Showing 4 posts from May 2016.

The Clock is Ticking: Supreme Court Rules on Statute of Limitations for Constructive Discharge

Last week, the U.S. Supreme Court issued a plaintiff-friendly decision resolving disagreements over the question of when a constructive discharge claim accrues. The lower courts didn’t agree on when the clock should start ticking on claims by employees that they were forced to quit, creating uncertainty for plaintiffs who faced the possibility that their claims would be barred by the statute of limitations if they didn’t sue soon enough. Read More ›

Yates Update: Deputy Attorney General Remarks on Reaction to Memo

When the Department of Justice announces new guidance for individual and corporate prosecutions, the white collar bar takes notice.

Thus, in September 2015, when the Department of Justice released a memorandum titled “Individual Accountability for Corporate Wrongdoing”—now colloquially known as “the Yates Memo” because it was authored by Deputy Attorney General Sally Yates—almost everyone had something to say about it.

The Yates Memo seeks to increase the emphasis on individual accountability for corporate wrongdoing from the outset of a government investigation. It sets forth six steps to strengthen pursuit of individuals by criminal and civil prosecutors, including requiring corporations to lay out all relevant facts related to individual misconduct in order to obtain cooperation credit. Read More ›

After a Merger, Protecting Rights to Advancement and Indemnification

For both companies and individual officers and directors, it’s critically important to know the protections that are available to corporate leadership before a company runs into trouble.

The Delaware Chancery Court’s recent decision in Hyatt v. Al Jazeera America Holdings II, LLC, presents an unusual twist on the typical advancement litigation. It highlights how proper planning can ensure the intended protections are available when they are needed.

Typically, advancement cases follow a familiar pattern: a company promises officers and directors (and sometimes employees) that in the event of legal proceedings related to their duties at work, they will be protected by advancement of legal costs and indemnification. Read More ›

The Inbox – An Unexpected Treat

As employees of the New York-based Chobani yogurt plant filed into work last Tuesday, they were met with sealed, white envelopes containing a sweet financial surprise. 
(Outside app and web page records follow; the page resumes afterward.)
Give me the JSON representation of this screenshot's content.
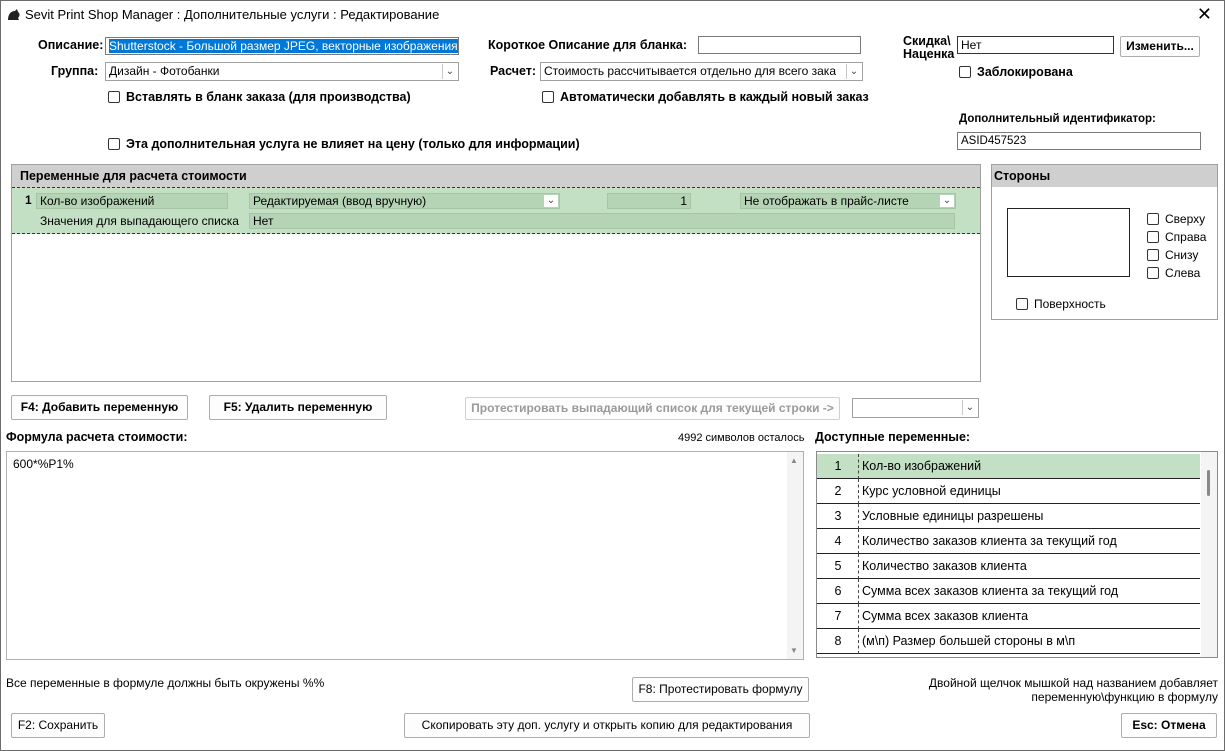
{
  "window": {
    "title": "Sevit Print Shop Manager : Дополнительные услуги : Редактирование",
    "close_glyph": "✕"
  },
  "top": {
    "description_label": "Описание:",
    "description_value": "Shutterstock - Большой размер JPEG, векторные изображения",
    "group_label": "Группа:",
    "group_value": "Дизайн - Фотобанки",
    "short_desc_label": "Короткое Описание для бланка:",
    "short_desc_value": "",
    "calc_label": "Расчет:",
    "calc_value": "Стоимость рассчитывается отдельно для всего зака",
    "discount_label_1": "Скидка\\",
    "discount_label_2": "Наценка",
    "discount_value": "Нет",
    "change_button": "Изменить...",
    "blocked_label": "Заблокирована",
    "insert_blank_label": "Вставлять в бланк заказа (для производства)",
    "auto_add_label": "Автоматически добавлять в каждый новый заказ",
    "no_price_label": "Эта дополнительная услуга не влияет на цену (только для информации)",
    "extra_id_label": "Дополнительный идентификатор:",
    "extra_id_value": "ASID457523"
  },
  "variables": {
    "header": "Переменные для расчета стоимости",
    "rows": [
      {
        "index": "1",
        "name": "Кол-во изображений",
        "type": "Редактируемая (ввод вручную)",
        "value": "1",
        "price_display": "Не отображать в прайс-листе",
        "dropdown_label": "Значения для выпадающего списка",
        "dropdown_value": "Нет"
      }
    ]
  },
  "sides": {
    "header": "Стороны",
    "top": "Сверху",
    "right": "Справа",
    "bottom": "Снизу",
    "left": "Слева",
    "surface": "Поверхность"
  },
  "actions": {
    "add_variable": "F4: Добавить переменную",
    "delete_variable": "F5: Удалить переменную",
    "test_dropdown": "Протестировать выпадающий список для текущей строки ->",
    "test_dropdown_value": ""
  },
  "formula": {
    "label": "Формула расчета стоимости:",
    "chars_left": "4992 символов осталось",
    "text": "600*%P1%",
    "note": "Все переменные в формуле должны быть окружены %%",
    "test_button": "F8: Протестировать формулу"
  },
  "available": {
    "label": "Доступные переменные:",
    "items": [
      {
        "num": "1",
        "name": "Кол-во изображений"
      },
      {
        "num": "2",
        "name": "Курс условной единицы"
      },
      {
        "num": "3",
        "name": "Условные единицы разрешены"
      },
      {
        "num": "4",
        "name": "Количество заказов клиента за текущий год"
      },
      {
        "num": "5",
        "name": "Количество заказов клиента"
      },
      {
        "num": "6",
        "name": "Сумма всех заказов клиента за текущий год"
      },
      {
        "num": "7",
        "name": "Сумма всех заказов клиента"
      },
      {
        "num": "8",
        "name": "(м\\п)  Размер большей стороны в м\\п"
      }
    ],
    "hint_1": "Двойной щелчок мышкой над названием добавляет",
    "hint_2": "переменную\\функцию в формулу"
  },
  "footer": {
    "save": "F2: Сохранить",
    "copy": "Скопировать эту доп. услугу и открыть копию для редактирования",
    "cancel": "Esc: Отмена"
  },
  "colors": {
    "selection": "#0078d7",
    "grid_green": "#c4e0c4",
    "header_gray": "#cfcfcf"
  }
}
Little did they know, the owner and CEO, Hamdi Ulukaya, had been working with the human resources consulting firm, Mercer, to hatch a plan to transfer 10 percent of his stock in the company to roughly 2,000 full-time employees. Read More ›